Exercise: Look through the entries that follow and return each line that has the string "Ernest".

---------- Task data ----------

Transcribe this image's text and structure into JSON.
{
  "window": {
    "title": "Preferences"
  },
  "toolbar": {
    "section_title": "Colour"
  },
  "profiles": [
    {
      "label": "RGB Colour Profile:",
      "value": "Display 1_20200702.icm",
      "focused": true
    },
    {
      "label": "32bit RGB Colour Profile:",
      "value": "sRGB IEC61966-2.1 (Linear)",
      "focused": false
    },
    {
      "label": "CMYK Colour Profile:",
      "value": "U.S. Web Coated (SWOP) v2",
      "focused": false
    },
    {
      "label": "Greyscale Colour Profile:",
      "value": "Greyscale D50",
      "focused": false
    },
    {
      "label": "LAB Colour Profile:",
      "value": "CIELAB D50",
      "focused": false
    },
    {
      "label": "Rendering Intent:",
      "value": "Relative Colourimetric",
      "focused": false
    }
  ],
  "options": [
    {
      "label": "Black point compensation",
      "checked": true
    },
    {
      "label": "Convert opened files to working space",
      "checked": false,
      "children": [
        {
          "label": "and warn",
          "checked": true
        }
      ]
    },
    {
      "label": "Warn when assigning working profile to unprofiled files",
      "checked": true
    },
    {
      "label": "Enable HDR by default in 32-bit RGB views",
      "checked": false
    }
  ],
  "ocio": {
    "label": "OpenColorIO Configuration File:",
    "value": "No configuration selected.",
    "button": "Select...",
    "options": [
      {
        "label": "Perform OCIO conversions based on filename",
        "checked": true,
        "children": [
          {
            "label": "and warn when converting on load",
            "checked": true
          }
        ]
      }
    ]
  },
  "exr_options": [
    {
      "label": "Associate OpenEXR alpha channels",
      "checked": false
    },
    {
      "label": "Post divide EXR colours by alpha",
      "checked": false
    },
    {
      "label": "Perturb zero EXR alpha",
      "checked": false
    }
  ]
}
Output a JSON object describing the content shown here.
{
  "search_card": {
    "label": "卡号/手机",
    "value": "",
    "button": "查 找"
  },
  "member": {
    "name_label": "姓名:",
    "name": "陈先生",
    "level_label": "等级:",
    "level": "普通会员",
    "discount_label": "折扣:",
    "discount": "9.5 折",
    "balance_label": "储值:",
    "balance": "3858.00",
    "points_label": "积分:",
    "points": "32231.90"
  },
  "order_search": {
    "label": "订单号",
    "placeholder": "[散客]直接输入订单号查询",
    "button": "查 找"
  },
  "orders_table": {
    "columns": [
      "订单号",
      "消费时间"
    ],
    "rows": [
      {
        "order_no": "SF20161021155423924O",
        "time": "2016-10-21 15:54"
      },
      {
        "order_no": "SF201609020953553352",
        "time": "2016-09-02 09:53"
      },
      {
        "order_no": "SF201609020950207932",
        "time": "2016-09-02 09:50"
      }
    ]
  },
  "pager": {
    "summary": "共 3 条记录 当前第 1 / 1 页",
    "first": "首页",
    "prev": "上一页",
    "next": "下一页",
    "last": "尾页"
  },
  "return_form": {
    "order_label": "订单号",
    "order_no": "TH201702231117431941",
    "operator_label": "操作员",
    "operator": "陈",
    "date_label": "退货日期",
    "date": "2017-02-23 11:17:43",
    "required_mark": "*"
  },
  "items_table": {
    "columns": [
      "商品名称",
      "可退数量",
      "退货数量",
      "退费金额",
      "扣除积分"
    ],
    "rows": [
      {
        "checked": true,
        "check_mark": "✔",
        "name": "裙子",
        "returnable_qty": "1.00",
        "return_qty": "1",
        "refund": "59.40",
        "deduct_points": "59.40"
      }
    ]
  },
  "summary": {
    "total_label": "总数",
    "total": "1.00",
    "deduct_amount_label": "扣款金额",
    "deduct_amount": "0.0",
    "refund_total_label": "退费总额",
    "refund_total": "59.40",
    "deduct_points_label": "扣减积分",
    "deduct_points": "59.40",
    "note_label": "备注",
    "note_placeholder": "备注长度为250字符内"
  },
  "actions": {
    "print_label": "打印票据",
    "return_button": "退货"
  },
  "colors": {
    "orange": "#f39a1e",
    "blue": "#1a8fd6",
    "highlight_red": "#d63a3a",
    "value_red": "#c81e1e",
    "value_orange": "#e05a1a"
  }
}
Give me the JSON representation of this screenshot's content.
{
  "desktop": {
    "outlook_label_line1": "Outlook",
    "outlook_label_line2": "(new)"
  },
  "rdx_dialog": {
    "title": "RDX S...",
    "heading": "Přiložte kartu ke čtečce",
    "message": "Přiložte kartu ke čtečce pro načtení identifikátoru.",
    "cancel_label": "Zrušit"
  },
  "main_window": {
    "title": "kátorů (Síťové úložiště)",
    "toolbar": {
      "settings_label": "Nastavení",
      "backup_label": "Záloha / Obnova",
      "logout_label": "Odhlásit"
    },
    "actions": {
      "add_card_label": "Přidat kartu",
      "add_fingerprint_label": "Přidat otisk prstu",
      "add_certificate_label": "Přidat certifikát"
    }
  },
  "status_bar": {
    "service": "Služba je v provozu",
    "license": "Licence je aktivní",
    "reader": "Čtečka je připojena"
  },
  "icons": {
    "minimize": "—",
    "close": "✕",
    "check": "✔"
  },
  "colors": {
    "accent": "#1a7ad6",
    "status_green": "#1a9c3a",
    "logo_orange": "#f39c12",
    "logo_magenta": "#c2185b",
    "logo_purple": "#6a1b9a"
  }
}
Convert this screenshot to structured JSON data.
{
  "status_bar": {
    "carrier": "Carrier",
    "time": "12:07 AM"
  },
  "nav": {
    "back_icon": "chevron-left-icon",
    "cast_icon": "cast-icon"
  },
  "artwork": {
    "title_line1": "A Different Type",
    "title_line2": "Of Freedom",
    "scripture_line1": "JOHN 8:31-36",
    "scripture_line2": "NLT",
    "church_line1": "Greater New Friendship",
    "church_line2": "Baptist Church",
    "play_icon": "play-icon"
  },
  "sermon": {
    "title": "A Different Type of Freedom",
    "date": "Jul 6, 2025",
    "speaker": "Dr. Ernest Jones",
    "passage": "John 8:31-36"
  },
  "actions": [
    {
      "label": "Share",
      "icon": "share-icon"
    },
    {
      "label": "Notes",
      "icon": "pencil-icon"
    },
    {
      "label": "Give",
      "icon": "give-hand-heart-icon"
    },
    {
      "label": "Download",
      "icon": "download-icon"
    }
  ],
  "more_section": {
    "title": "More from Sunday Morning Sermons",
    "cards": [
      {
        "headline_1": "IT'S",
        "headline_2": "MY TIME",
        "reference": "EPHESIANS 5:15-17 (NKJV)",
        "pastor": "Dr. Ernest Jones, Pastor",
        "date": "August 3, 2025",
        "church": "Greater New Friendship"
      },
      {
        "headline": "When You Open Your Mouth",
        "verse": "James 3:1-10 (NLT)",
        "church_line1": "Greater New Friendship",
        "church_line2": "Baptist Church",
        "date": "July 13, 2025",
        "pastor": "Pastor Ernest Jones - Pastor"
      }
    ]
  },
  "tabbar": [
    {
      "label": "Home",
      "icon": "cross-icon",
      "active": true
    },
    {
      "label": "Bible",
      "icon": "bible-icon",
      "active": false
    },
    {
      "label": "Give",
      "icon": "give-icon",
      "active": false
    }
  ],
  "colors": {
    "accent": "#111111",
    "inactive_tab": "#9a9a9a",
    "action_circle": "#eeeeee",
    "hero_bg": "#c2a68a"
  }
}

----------

Reply to the exercise:
    "speaker": "Dr. Ernest Jones",
        "pastor": "Dr. Ernest Jones, Pastor",
        "pastor": "Pastor Ernest Jones - Pastor"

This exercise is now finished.